The Logo Factory Archives

An interesting read on registering a trademark and a look back at registering our own.

Seen on the tubes – a very concise article on how to register a trademark. Written by the good folks at Trademark Express, this is sorta the article that I’d like to think I’d write if I ever got around to doing so.

Registering The Logo Factory trademark.

Reminds me of the time that we got around to registering our trademark back in 2000. Since using The Logo Factory moniker since as early as 1993 (see history here) figured it would be a snap. No such luck. When our legal beagles submitted the paperwork to the feds, the original application was rejected because (in their not-so-humble opinion), we were conflicting with another company (truth to tell, it wasn’t even close, though the basic concept was, to be charitable, similar). Turns out their earliest claimed use was 1997, so in a legal show-down we’d probably have won out and been awarded the ‘Circle-R’ (which is what the entire exercise is about) due to our provable first use. Of couse, any legal show-down involves untold cost, hassle and even though we believed we could have prevailed, there’s always the chance that the courts would rule against us.

Registering The Logo Factory trademark.

In order to avoid all this nonsense, our lawyers approached the other entity with a summation that went thusly –

1) the logo, marks and names aren’t similar enough to worry about confusing anyone,
2) in a legal battle we’d probably win (at least, that was the opinion of our TM team) because of prior usage and
3) such battle was going to be an expensive aggravation for everyone.

We offered an alternative – an agreement that stated that we’d agree to coexist peacefully, and not attempt to sue the pants off each other over conflicting marks if The Logo Factory mark was approved. This agreement was signed off, we submitted updated registration papers (with our agreements attached) and the mark was approved as an honest-to-goodness TM. Not sure why more companies don’t take the conciliatory approach before duking it out in front of a judge – less expense, less headache and makes the world a nicer place to boot.

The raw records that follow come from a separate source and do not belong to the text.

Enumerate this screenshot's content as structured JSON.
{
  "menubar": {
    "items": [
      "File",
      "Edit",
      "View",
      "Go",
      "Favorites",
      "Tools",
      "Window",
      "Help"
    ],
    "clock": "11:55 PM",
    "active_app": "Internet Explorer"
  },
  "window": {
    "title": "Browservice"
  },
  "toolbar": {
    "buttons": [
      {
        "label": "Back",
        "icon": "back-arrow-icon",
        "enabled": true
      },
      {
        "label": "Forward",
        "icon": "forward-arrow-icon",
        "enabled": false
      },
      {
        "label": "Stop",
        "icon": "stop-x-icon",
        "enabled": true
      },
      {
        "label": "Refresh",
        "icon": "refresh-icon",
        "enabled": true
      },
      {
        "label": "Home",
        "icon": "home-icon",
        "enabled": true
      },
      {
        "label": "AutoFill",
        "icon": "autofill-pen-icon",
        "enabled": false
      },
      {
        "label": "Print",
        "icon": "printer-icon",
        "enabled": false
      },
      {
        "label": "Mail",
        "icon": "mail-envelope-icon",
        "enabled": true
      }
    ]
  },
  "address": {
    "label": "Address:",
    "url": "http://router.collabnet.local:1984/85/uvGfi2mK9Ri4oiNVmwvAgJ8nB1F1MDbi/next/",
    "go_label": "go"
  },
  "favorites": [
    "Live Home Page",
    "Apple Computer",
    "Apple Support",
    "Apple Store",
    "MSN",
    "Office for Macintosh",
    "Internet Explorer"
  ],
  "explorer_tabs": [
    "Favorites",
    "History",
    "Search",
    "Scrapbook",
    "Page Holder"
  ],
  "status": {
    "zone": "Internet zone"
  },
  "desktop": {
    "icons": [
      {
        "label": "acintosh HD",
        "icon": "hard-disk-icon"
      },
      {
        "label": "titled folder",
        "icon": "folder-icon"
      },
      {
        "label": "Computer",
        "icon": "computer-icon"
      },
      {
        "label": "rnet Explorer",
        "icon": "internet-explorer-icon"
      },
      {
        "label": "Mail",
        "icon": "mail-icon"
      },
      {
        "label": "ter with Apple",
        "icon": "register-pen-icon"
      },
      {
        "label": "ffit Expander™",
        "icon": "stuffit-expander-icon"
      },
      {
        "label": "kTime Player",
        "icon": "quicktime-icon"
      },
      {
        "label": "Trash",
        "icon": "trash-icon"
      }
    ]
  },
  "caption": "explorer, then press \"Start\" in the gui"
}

This is an archive post from our Legacy Blog, originally published in 2007.